Teen Substance Use is Problematic Now and Later
For parents who had given in and joined the societal shoulder shrug over teen experimentation with substances, a new report should put some strength into the parental backbone. The report comes from CASA, the National Center on Addiction and Substance Abuse at Columbia University and deals with use of drugs, alcohol and tobacco by American teens.
The bad news is that adolescents are particularly vulnerable to making the poor choices which can lead to addictions in adulthood. The CASA report notes that an alarming 75% of teenagers have experimented with alcohol, tobacco or drugs of some kind (legal or illegal). Alcohol tops the list of substances tried by teenagers at least one time with 73% of teens admitting to drinking on at least one occasion. Cigarettes were owned to being tried at least once by 46% of high school age kids. Both alcohol and cigarette use have declined slightly among teens since 1999, while reported use of smokeless tobacco, marijuana and prescription drugs appears to be on the rise. Misuse of prescription medications for ADD and Oxycontin is growing among adolescents. Of the 75% who admitted trying substances, a dismaying 20% are already addicted.
That 20% of the teens are addicted is troubling enough, but the 75% who are experimenting should cause similar concern. That is because the CASA data backs up former research strongly connecting early substance use to substance dependency in adulthood. Statistically, 90% of Americans who are addicted to alcohol, tobacco or drugs tried the substance during their teenage years, most before the age of 18. Research says that fully one fourth of those who experiment with a substance at a young age will be addicted to that substance in adulthood, while only 1 out of 25 who experiment after age 21 form an addiction.

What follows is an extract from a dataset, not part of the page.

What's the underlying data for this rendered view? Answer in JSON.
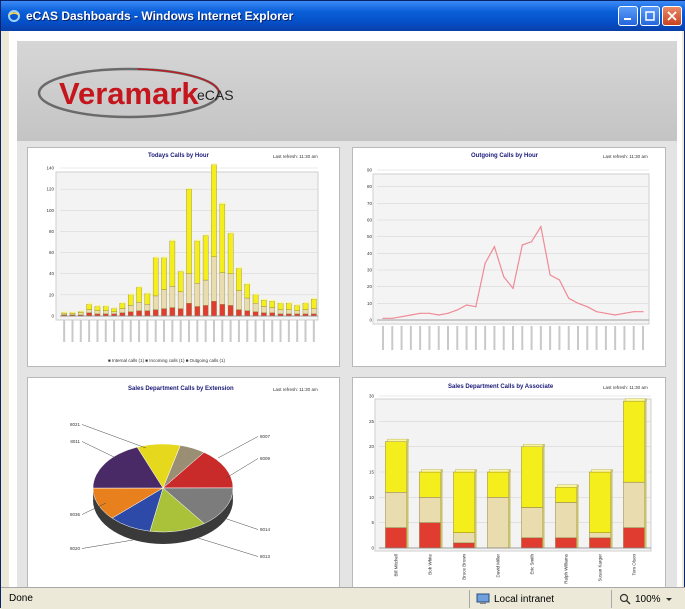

Another reason that adolescents ought to be considered at risk for addiction is purely biological. The teenage brain is still developing in the area which carries out decision-making, judgment and self-control. Because it is not completely developed it is more susceptible to the negative effects of harmful substances. Teens who use drugs risk impaired development and greater likelihood that they will make the poor choice to continue using. For this reason, CASA researchers say that substance use of any kind is dangerous.
The good news is that teen substance use and abuse is very much preventable. Substance use and/or abuse should not be considered normal teenage behavior. It isn’t. One way to prevent it is to change the culture of expectation. The most powerful agents of change in a teens’ life are his parents. Parents who guard their children and are engaged with them on a daily basis can stand between the teen and substance use. The greatest risk factors for addiction among teens are trauma and abuse. Parents who work hard to maintain safe, loving environments with regular dialog about the dangers of substance use can have greater influence than the surrounding culture which is neglectfully unaware.

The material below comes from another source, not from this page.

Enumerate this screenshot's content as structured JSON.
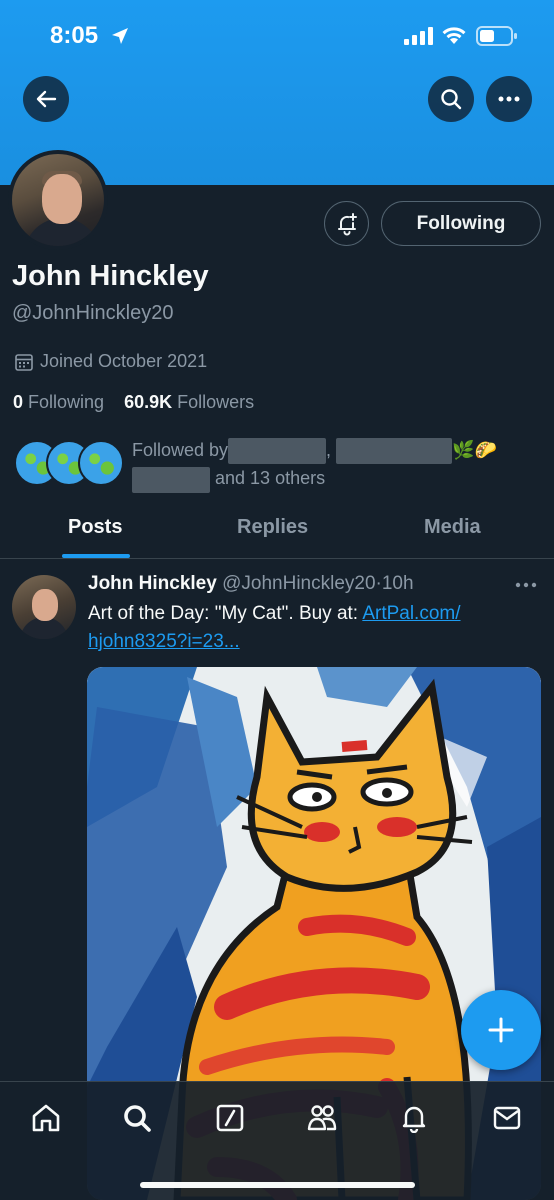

Efforts which predicated declines in alcohol and cigarette use need to continue and to extend to the new substance dangers that young people are encountering. Society has a vested interest in preventing teenagers from exposing themselves to addiction since judicial costs associated with alcohol and substance abuse run in the billions of dollars. Parents, however, cannot afford to wait for society as a whole to step in. Parents who caringly establish boundaries and expectations can prevent substance use now and addiction later in their teenager’s life.